## ASSIGNMENT
Please go through the records below and return every line holding the word "this".

## RECORDS FOR PROCESSING
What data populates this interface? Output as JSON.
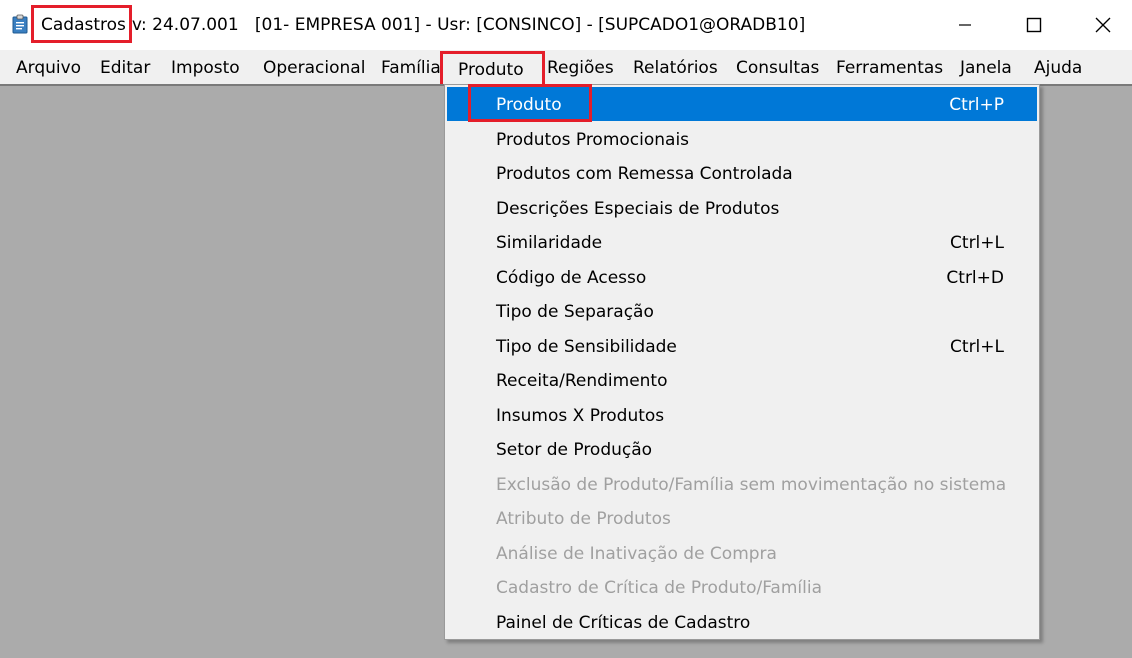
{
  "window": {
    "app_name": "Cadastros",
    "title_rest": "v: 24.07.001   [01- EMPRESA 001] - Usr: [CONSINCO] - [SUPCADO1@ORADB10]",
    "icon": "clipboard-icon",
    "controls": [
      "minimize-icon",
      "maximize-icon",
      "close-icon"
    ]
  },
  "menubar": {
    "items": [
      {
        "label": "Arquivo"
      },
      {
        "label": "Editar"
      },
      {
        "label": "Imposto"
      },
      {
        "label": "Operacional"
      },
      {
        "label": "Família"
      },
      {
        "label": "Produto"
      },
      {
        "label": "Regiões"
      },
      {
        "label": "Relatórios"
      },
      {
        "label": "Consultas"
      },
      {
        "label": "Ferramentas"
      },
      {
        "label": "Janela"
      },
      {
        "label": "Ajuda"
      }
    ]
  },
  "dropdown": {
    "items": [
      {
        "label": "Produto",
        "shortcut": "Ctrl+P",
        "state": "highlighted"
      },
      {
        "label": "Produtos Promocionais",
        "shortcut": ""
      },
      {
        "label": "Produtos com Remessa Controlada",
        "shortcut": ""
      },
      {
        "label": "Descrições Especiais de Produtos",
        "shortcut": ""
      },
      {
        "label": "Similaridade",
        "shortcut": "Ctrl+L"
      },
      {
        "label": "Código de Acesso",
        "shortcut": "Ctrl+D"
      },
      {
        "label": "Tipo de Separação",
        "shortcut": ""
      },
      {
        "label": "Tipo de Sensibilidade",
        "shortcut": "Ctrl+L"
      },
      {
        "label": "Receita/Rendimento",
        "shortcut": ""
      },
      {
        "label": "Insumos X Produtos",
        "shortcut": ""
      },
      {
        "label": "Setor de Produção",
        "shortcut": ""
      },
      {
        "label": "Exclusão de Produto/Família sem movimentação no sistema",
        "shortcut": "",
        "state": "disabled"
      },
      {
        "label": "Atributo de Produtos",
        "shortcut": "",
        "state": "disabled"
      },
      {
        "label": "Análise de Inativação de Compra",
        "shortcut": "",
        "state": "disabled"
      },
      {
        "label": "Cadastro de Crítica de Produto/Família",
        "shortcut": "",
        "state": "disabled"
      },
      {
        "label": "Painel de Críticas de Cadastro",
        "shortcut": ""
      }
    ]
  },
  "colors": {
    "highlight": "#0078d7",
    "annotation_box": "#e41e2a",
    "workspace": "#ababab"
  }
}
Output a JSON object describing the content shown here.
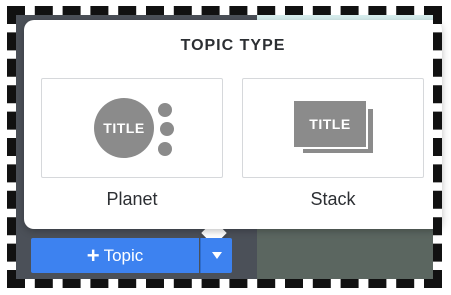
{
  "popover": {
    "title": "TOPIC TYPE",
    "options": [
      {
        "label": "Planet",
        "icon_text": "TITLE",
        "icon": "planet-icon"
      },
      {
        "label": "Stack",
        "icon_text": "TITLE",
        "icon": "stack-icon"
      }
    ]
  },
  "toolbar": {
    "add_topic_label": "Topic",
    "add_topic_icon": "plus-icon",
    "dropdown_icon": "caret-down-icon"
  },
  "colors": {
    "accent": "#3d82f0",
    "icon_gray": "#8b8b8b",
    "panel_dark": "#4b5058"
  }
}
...
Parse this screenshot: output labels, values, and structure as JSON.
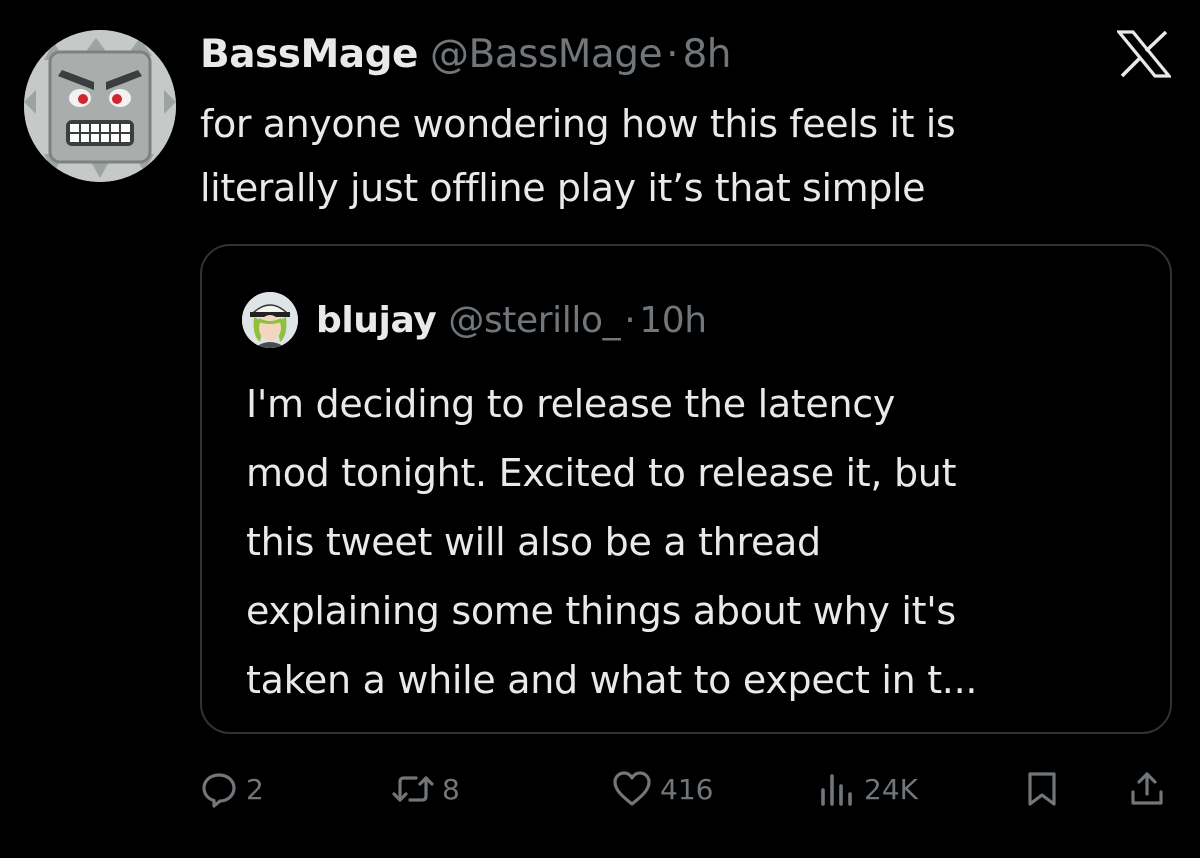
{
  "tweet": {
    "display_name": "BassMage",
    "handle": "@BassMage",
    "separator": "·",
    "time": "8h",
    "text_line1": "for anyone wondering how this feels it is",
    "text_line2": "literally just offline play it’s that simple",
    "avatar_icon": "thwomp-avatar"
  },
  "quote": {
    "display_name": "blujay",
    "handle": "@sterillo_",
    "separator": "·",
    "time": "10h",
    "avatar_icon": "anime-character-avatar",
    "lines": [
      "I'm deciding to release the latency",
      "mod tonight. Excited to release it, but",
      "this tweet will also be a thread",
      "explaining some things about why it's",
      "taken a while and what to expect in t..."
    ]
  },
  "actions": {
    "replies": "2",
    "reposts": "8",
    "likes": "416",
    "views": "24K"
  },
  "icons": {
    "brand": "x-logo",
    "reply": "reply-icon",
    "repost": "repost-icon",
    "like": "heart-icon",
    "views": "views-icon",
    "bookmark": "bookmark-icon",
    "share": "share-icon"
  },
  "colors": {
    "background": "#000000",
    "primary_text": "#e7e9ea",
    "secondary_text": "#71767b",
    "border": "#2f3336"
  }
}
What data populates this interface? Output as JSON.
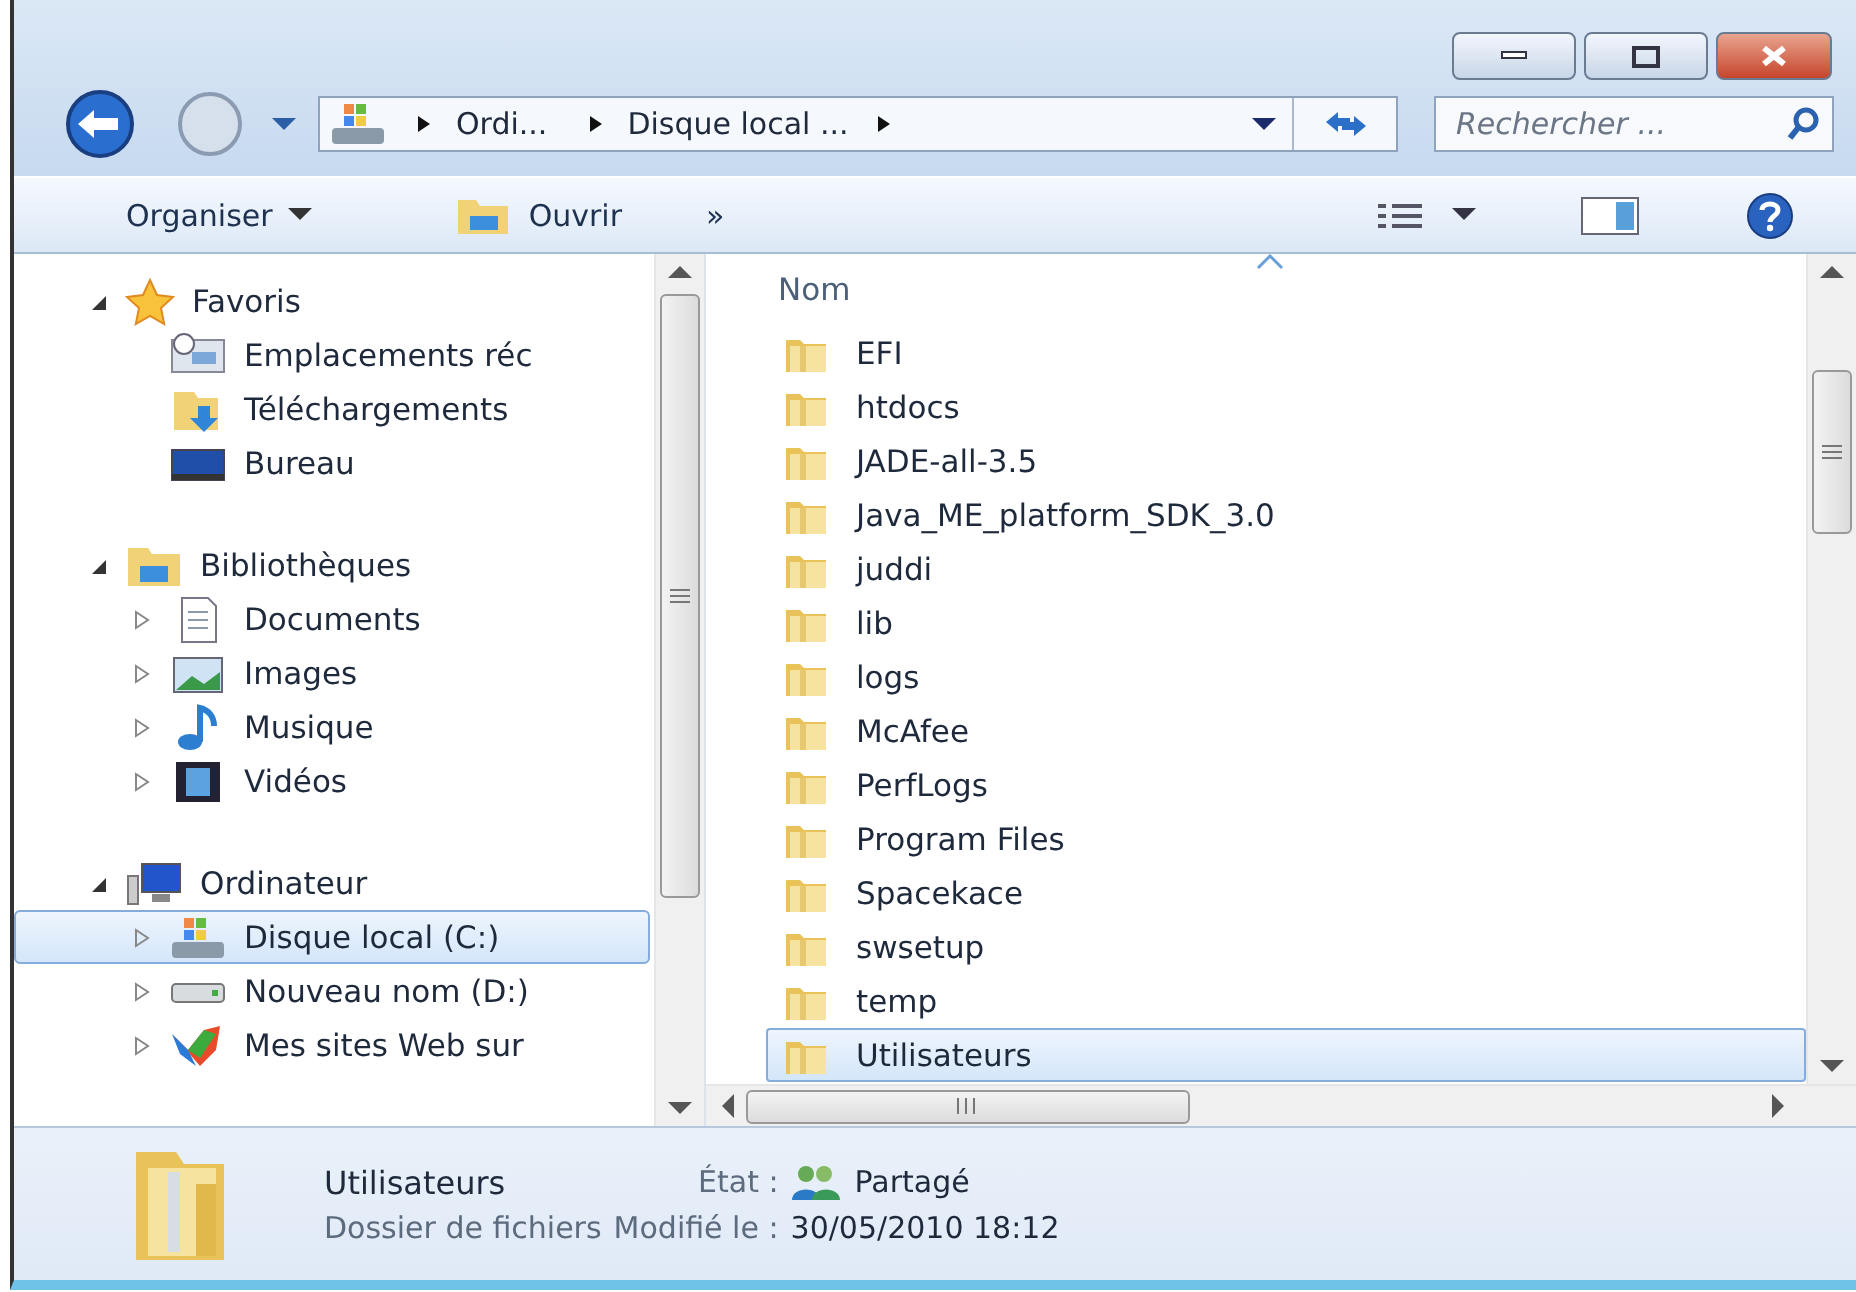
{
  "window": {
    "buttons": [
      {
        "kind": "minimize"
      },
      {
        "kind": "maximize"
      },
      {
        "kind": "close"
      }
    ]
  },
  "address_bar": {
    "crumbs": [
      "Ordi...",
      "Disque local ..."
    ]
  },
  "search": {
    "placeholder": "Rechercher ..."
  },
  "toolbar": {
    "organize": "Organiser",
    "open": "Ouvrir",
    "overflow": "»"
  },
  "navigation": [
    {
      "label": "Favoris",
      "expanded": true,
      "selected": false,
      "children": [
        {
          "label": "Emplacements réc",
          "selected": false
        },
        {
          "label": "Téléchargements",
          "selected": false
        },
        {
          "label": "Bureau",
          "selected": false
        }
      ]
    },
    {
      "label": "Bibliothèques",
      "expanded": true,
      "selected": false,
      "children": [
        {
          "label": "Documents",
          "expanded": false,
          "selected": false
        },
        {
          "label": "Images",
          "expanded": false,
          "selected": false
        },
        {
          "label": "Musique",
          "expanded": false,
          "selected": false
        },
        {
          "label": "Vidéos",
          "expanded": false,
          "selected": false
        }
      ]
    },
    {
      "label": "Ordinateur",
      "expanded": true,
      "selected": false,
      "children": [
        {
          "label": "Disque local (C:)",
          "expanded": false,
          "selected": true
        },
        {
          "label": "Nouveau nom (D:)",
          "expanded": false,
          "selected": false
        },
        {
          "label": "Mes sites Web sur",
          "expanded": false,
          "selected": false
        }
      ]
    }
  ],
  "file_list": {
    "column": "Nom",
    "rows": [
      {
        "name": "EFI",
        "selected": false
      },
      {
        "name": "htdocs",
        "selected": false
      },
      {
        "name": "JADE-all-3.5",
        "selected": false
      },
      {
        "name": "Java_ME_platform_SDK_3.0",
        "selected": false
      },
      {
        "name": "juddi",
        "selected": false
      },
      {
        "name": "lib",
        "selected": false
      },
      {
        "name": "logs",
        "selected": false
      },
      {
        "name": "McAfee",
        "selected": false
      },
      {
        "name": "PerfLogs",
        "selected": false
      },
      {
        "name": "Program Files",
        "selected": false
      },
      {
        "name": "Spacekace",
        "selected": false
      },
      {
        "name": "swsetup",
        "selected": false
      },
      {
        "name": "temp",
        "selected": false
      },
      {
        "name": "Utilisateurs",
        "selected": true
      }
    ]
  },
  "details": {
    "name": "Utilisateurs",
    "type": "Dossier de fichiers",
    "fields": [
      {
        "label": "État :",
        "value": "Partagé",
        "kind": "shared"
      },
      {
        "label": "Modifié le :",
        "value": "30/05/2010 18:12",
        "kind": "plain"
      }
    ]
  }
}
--
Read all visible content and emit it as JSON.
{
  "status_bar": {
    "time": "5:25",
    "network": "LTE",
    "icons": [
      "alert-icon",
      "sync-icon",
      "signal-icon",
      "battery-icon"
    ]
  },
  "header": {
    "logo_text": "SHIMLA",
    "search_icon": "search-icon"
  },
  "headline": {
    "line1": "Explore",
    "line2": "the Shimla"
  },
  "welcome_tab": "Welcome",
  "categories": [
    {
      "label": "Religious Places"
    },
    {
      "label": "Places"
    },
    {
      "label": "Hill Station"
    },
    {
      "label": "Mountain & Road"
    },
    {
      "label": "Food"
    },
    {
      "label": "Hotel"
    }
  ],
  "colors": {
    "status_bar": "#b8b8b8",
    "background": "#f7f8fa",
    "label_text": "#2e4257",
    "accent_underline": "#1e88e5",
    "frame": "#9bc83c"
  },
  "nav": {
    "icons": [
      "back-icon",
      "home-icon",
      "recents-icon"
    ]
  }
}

## TASK ANSWER
What data populates this interface? Output as JSON.
Parse this screenshot: output labels, values, and structure as JSON.
    "text_line1": "for anyone wondering how this feels it is",
      "this tweet will also be a thread",
What data populates this interface? Output as JSON.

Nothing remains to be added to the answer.